Pictures should be left out while the data beneath this task is written out word for word.

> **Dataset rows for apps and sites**

────

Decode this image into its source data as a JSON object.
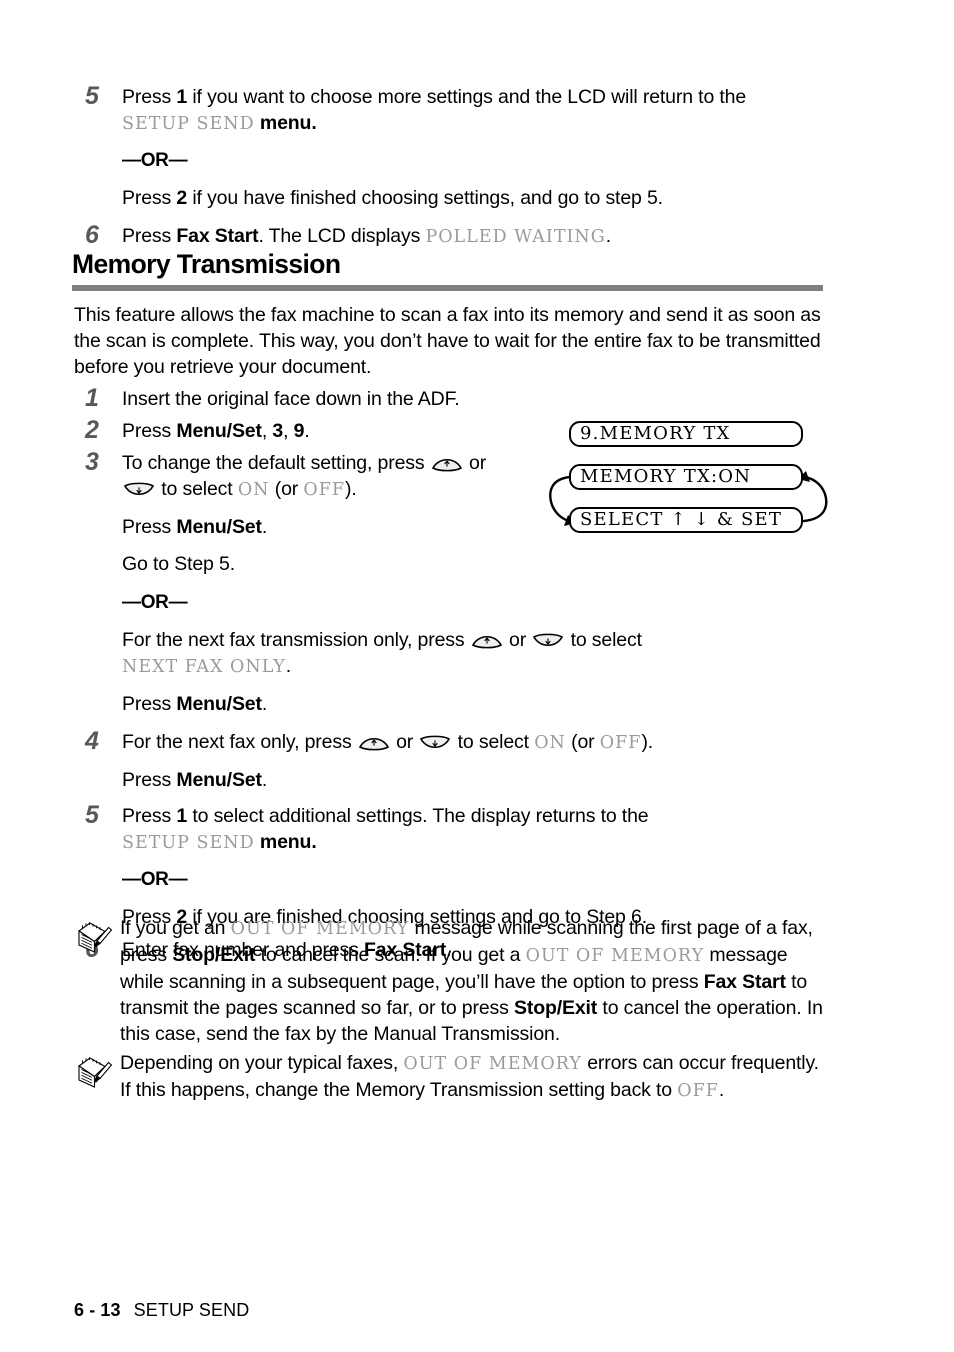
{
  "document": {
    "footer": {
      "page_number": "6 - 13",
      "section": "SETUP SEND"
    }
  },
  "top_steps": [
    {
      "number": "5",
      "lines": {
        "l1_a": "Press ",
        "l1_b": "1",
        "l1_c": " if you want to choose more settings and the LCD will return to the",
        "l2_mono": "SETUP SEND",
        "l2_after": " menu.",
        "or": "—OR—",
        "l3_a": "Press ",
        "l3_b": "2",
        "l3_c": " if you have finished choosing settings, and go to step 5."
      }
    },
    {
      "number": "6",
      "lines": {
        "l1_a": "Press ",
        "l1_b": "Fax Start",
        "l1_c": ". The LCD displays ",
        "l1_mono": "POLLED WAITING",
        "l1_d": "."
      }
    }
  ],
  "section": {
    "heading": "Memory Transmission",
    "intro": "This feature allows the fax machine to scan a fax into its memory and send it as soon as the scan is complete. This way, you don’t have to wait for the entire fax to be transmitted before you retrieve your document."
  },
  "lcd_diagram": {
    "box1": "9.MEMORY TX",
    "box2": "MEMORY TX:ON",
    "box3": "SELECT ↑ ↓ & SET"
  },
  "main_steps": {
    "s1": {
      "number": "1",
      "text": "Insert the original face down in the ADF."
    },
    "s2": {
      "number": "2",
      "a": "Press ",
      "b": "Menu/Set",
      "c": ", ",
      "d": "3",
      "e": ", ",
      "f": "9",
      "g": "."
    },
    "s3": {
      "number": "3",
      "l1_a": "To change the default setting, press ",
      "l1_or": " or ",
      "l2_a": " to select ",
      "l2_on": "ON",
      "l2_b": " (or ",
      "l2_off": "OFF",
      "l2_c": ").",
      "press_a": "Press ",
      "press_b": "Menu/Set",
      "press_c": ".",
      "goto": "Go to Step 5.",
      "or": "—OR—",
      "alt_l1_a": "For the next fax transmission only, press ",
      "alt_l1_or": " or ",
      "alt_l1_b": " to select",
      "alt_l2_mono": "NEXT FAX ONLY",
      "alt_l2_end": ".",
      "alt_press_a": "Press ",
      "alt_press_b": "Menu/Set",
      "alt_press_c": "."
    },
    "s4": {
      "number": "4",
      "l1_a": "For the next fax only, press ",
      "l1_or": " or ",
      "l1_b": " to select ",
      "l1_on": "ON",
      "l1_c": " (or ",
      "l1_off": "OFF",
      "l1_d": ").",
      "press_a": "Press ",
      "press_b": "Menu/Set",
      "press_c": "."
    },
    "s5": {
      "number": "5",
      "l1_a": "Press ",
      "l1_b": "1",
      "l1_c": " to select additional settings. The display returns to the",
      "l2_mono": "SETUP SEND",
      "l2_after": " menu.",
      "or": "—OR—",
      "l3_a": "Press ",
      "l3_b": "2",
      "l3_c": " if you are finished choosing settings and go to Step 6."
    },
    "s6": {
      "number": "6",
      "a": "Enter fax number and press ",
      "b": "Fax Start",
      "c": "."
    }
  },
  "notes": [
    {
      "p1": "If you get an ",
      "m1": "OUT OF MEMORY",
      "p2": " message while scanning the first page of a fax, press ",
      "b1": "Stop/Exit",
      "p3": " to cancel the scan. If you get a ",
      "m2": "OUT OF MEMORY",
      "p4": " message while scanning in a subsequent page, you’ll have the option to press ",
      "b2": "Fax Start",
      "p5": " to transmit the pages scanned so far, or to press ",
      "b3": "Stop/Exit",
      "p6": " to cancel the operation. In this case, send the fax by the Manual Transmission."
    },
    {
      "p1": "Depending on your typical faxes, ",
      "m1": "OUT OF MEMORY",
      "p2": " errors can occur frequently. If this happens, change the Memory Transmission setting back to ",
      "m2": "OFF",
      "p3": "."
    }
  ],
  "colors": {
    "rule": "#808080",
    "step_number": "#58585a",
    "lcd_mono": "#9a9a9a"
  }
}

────

> **YOUR RESPONSE**
Decode this image into its source data as a JSON object.
{
  "document": {
    "footer": {
      "page_number": "6 - 13",
      "section": "SETUP SEND"
    }
  },
  "top_steps": [
    {
      "number": "5",
      "lines": {
        "l1_a": "Press ",
        "l1_b": "1",
        "l1_c": " if you want to choose more settings and the LCD will return to the",
        "l2_mono": "SETUP SEND",
        "l2_after": " menu.",
        "or": "—OR—",
        "l3_a": "Press ",
        "l3_b": "2",
        "l3_c": " if you have finished choosing settings, and go to step 5."
      }
    },
    {
      "number": "6",
      "lines": {
        "l1_a": "Press ",
        "l1_b": "Fax Start",
        "l1_c": ". The LCD displays ",
        "l1_mono": "POLLED WAITING",
        "l1_d": "."
      }
    }
  ],
  "section": {
    "heading": "Memory Transmission",
    "intro": "This feature allows the fax machine to scan a fax into its memory and send it as soon as the scan is complete. This way, you don’t have to wait for the entire fax to be transmitted before you retrieve your document."
  },
  "lcd_diagram": {
    "box1": "9.MEMORY TX",
    "box2": "MEMORY TX:ON",
    "box3": "SELECT ↑ ↓ & SET"
  },
  "main_steps": {
    "s1": {
      "number": "1",
      "text": "Insert the original face down in the ADF."
    },
    "s2": {
      "number": "2",
      "a": "Press ",
      "b": "Menu/Set",
      "c": ", ",
      "d": "3",
      "e": ", ",
      "f": "9",
      "g": "."
    },
    "s3": {
      "number": "3",
      "l1_a": "To change the default setting, press ",
      "l1_or": " or ",
      "l2_a": " to select ",
      "l2_on": "ON",
      "l2_b": " (or ",
      "l2_off": "OFF",
      "l2_c": ").",
      "press_a": "Press ",
      "press_b": "Menu/Set",
      "press_c": ".",
      "goto": "Go to Step 5.",
      "or": "—OR—",
      "alt_l1_a": "For the next fax transmission only, press ",
      "alt_l1_or": " or ",
      "alt_l1_b": " to select",
      "alt_l2_mono": "NEXT FAX ONLY",
      "alt_l2_end": ".",
      "alt_press_a": "Press ",
      "alt_press_b": "Menu/Set",
      "alt_press_c": "."
    },
    "s4": {
      "number": "4",
      "l1_a": "For the next fax only, press ",
      "l1_or": " or ",
      "l1_b": " to select ",
      "l1_on": "ON",
      "l1_c": " (or ",
      "l1_off": "OFF",
      "l1_d": ").",
      "press_a": "Press ",
      "press_b": "Menu/Set",
      "press_c": "."
    },
    "s5": {
      "number": "5",
      "l1_a": "Press ",
      "l1_b": "1",
      "l1_c": " to select additional settings. The display returns to the",
      "l2_mono": "SETUP SEND",
      "l2_after": " menu.",
      "or": "—OR—",
      "l3_a": "Press ",
      "l3_b": "2",
      "l3_c": " if you are finished choosing settings and go to Step 6."
    },
    "s6": {
      "number": "6",
      "a": "Enter fax number and press ",
      "b": "Fax Start",
      "c": "."
    }
  },
  "notes": [
    {
      "p1": "If you get an ",
      "m1": "OUT OF MEMORY",
      "p2": " message while scanning the first page of a fax, press ",
      "b1": "Stop/Exit",
      "p3": " to cancel the scan. If you get a ",
      "m2": "OUT OF MEMORY",
      "p4": " message while scanning in a subsequent page, you’ll have the option to press ",
      "b2": "Fax Start",
      "p5": " to transmit the pages scanned so far, or to press ",
      "b3": "Stop/Exit",
      "p6": " to cancel the operation. In this case, send the fax by the Manual Transmission."
    },
    {
      "p1": "Depending on your typical faxes, ",
      "m1": "OUT OF MEMORY",
      "p2": " errors can occur frequently. If this happens, change the Memory Transmission setting back to ",
      "m2": "OFF",
      "p3": "."
    }
  ],
  "colors": {
    "rule": "#808080",
    "step_number": "#58585a",
    "lcd_mono": "#9a9a9a"
  }
}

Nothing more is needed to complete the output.